• **What to do**
Line by line, restate the listing below without any change.

• **Data excerpts**
^^^^^^^^

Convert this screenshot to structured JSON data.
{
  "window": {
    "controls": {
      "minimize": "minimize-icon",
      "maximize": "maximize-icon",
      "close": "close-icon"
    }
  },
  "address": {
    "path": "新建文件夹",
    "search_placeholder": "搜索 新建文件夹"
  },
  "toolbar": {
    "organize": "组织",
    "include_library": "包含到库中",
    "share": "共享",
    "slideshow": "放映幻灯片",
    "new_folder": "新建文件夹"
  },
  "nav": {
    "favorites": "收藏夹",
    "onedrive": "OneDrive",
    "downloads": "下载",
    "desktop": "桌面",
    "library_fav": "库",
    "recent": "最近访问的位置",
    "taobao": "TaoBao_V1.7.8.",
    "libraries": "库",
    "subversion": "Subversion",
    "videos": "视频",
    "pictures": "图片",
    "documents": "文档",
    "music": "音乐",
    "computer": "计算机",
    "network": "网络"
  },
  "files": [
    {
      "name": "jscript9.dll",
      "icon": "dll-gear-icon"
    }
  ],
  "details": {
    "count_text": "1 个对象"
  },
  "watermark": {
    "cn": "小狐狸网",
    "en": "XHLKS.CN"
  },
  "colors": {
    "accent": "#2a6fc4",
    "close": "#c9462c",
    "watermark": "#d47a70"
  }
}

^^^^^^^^

• **Answer to the problem**
Convert this screenshot to structured JSON data.
{
  "window": {
    "controls": {
      "minimize": "minimize-icon",
      "maximize": "maximize-icon",
      "close": "close-icon"
    }
  },
  "address": {
    "path": "新建文件夹",
    "search_placeholder": "搜索 新建文件夹"
  },
  "toolbar": {
    "organize": "组织",
    "include_library": "包含到库中",
    "share": "共享",
    "slideshow": "放映幻灯片",
    "new_folder": "新建文件夹"
  },
  "nav": {
    "favorites": "收藏夹",
    "onedrive": "OneDrive",
    "downloads": "下载",
    "desktop": "桌面",
    "library_fav": "库",
    "recent": "最近访问的位置",
    "taobao": "TaoBao_V1.7.8.",
    "libraries": "库",
    "subversion": "Subversion",
    "videos": "视频",
    "pictures": "图片",
    "documents": "文档",
    "music": "音乐",
    "computer": "计算机",
    "network": "网络"
  },
  "files": [
    {
      "name": "jscript9.dll",
      "icon": "dll-gear-icon"
    }
  ],
  "details": {
    "count_text": "1 个对象"
  },
  "watermark": {
    "cn": "小狐狸网",
    "en": "XHLKS.CN"
  },
  "colors": {
    "accent": "#2a6fc4",
    "close": "#c9462c",
    "watermark": "#d47a70"
  }
}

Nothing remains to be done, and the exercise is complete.